Any of these can have warming or cooling influences. When a large number give warming influences at the same time, it can result in global warming. Conversely, when a large number give cooling influences at the same time it can result in ice ages.

I do not accept the claim that 90% of the warming is due to greenhouse gases.

Geoff Moore


Ross and Cromarty


A 9,900% rise in seal pups born at Blakeny Point, Norfolk, this year compared with 2001.

Up the coast at the Farne Islands, they have counted 2,295 new pups, nearly the same number as at Blakeney Point.

Knowledgeable people writing in this newspaper suggest the seals may be eating salmon.

Well, the numbers certainly show that salmon disappear as seals increase.

I think the Tweed river commissioners would be better employed checking if this is correct, rather than banning farmers from allowing their cattle to drink in the Tweed and its tributaries.

The Scottish Environment Protection Agency is currently inspecting all farms in the Tweed catchment area, the agricultural college is promising solar-powered drinking troughs and the government is threatening fines for allowing livestock into the rivers.

This is yet another attack on a long-established rural practice.

Meanwhile, find a way to reduce pup numbers to 25, which is the number counted at Blakeney Point in 2001 and, if similar, the Farne Islands would be 25 too, but they were not counted.

Miles Browne



It’s good to see the possibility of a statue of Selkirk’s Black Bob being erected (Southern, January 26).

However, it is surprising that the creator of Bob appears not to be mentioned. The dog was the brainchild of John Hunter, of Selkirk, who created the original stories in the mid-20th century and became the inspiration for his cartoon, annuals etc.

M. Macdonald



It wasn’t until I saw Lawrence Robertson’s letter in your January 26 edition that I realised the Corbie column had been stopped.

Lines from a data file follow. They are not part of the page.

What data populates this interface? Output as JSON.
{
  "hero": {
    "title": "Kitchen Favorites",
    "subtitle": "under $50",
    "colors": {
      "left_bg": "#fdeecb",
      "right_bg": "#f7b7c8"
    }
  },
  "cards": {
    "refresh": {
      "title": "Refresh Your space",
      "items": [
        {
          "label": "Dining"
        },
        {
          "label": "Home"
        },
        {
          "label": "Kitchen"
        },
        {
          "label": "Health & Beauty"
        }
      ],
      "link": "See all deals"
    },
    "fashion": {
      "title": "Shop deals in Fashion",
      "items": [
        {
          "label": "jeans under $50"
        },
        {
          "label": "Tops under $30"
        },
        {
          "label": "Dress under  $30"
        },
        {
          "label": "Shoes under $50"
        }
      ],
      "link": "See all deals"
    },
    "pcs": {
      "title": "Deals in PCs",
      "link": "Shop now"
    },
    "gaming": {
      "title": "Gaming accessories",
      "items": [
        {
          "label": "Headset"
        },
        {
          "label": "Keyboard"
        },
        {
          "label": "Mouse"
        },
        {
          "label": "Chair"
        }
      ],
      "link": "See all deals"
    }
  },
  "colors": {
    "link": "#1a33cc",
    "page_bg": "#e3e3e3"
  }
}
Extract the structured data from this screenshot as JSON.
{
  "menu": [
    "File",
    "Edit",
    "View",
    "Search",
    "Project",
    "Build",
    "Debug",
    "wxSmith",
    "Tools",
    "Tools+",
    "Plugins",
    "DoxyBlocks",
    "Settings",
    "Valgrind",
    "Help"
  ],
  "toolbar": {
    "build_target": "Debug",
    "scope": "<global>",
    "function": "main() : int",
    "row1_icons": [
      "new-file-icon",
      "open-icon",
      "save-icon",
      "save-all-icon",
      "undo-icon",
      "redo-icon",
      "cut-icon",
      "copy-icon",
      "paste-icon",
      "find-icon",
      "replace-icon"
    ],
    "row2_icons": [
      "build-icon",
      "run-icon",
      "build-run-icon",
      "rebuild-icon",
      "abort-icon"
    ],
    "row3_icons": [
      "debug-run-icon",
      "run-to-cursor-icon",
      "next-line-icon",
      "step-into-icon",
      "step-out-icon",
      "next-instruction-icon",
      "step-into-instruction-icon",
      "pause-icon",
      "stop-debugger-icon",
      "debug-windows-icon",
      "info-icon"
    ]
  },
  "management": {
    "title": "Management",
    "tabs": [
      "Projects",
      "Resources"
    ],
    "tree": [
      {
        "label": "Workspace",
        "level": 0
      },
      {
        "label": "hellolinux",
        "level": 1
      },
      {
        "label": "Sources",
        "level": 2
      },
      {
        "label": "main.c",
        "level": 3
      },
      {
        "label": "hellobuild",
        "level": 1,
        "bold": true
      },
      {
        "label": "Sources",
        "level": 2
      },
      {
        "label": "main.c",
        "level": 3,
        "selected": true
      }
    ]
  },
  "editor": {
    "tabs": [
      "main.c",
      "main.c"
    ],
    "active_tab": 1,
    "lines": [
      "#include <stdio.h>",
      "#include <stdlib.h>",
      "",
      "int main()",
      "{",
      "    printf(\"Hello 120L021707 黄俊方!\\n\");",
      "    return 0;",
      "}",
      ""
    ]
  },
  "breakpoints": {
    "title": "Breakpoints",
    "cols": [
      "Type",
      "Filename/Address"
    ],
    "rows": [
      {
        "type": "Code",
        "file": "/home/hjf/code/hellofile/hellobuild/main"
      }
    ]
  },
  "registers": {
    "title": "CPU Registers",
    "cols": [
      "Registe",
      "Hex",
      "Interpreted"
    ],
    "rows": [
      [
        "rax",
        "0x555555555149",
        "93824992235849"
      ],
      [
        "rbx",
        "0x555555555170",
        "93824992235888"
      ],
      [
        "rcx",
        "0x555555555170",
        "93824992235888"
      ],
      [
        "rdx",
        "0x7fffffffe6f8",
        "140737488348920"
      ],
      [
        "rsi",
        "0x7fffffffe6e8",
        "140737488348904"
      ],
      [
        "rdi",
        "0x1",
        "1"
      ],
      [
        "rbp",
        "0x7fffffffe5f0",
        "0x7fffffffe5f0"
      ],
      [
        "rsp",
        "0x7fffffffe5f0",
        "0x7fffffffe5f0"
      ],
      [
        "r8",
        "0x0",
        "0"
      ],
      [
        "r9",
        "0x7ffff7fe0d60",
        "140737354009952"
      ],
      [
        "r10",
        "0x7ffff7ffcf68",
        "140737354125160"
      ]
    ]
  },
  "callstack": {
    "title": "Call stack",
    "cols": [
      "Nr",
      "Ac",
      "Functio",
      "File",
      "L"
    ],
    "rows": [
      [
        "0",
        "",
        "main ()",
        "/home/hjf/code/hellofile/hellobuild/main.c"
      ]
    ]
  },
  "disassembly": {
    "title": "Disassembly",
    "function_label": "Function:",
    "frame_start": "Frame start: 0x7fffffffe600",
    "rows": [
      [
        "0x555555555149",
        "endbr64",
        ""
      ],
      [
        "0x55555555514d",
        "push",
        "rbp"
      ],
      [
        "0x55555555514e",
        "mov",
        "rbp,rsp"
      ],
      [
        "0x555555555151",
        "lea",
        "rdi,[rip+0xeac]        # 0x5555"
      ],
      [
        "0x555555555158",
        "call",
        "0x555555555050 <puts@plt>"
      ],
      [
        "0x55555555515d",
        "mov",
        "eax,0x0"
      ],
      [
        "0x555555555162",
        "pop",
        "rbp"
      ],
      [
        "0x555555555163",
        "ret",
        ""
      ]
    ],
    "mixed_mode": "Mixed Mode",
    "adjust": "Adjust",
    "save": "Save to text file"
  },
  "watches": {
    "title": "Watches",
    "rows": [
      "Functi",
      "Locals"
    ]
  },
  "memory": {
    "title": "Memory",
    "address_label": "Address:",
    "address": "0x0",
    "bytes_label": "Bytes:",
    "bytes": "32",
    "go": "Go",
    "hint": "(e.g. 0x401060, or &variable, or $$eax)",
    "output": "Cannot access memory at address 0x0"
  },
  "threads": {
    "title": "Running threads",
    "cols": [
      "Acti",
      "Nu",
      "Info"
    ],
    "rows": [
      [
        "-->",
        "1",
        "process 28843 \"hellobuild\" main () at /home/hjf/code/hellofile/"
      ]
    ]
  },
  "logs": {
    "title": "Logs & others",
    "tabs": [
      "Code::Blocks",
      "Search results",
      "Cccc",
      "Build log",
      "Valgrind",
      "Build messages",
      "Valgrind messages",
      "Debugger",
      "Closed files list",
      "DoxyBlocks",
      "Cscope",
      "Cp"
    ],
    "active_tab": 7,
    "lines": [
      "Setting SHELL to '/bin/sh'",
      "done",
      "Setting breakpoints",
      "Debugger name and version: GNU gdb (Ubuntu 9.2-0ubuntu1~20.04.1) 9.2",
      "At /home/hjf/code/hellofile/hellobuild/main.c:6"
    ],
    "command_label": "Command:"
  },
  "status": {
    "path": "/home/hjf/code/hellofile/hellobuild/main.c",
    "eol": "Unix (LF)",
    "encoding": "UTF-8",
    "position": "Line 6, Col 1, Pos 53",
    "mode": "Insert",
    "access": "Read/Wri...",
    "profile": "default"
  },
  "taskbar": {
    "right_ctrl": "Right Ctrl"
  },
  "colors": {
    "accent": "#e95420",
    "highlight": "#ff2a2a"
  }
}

I had assumed he was just on leave.

It does seem odd that Corbie should just disappear without comment or recognition.

My wife and I always looked forward to reading the Corbie column – although, over the years, it has sometimes been a struggle to find where it has been tucked away.

Now it seems that The Southern can only muster enough material to fill a single page for its Outdoors feature. Disappointing.

Bob Stock

Abbotsview Drive



I was pleased to see Lawrence Robertson’s letter in last week’s Southern. We too have missed Corbie’s column.

It has, as he said, been full of interest and information every week for as long as we have been in the Borders – nearly 30 years.

His photographs have also been illuminating. As country people and nature lovers, we looked forward to reading his column each week.

The Borders has so much beautiful country and interesting bird and wildlife, as well as plants and flowers in abundance.

There must be many people who have appreciated his knowledge and enthusiasm and will also miss his column.

We hope there might still be an editorial or article in appreciation of Corbie’s contribution to your paper and our community.

Val Beaver

Sunderland Farm Cottage



I would like to take the opportunity to thank the community for their support during 2016.

Your donations have enabled The Salvation Army to offer the following support to those in the community who have needed extra support:

z 271 food parcels in the Hawick area;

z 100 Christmas food parcels within the Borders;

z 140 children within the Borders received Christmas presents;

z 90 meals, including Christmas Day meals;

z Emergency bed-and-breakfast accommodation while other arrangements are made;

z Clothing, furniture and household goods supplied to fire and flood victims;

z A listening ear for those who need to talk.

Those who received assistance cannot thank you personally, so on their behalf I’d like to say: “For all you do, thank you.”

Lieutenant Caroline


Hawick Corps officer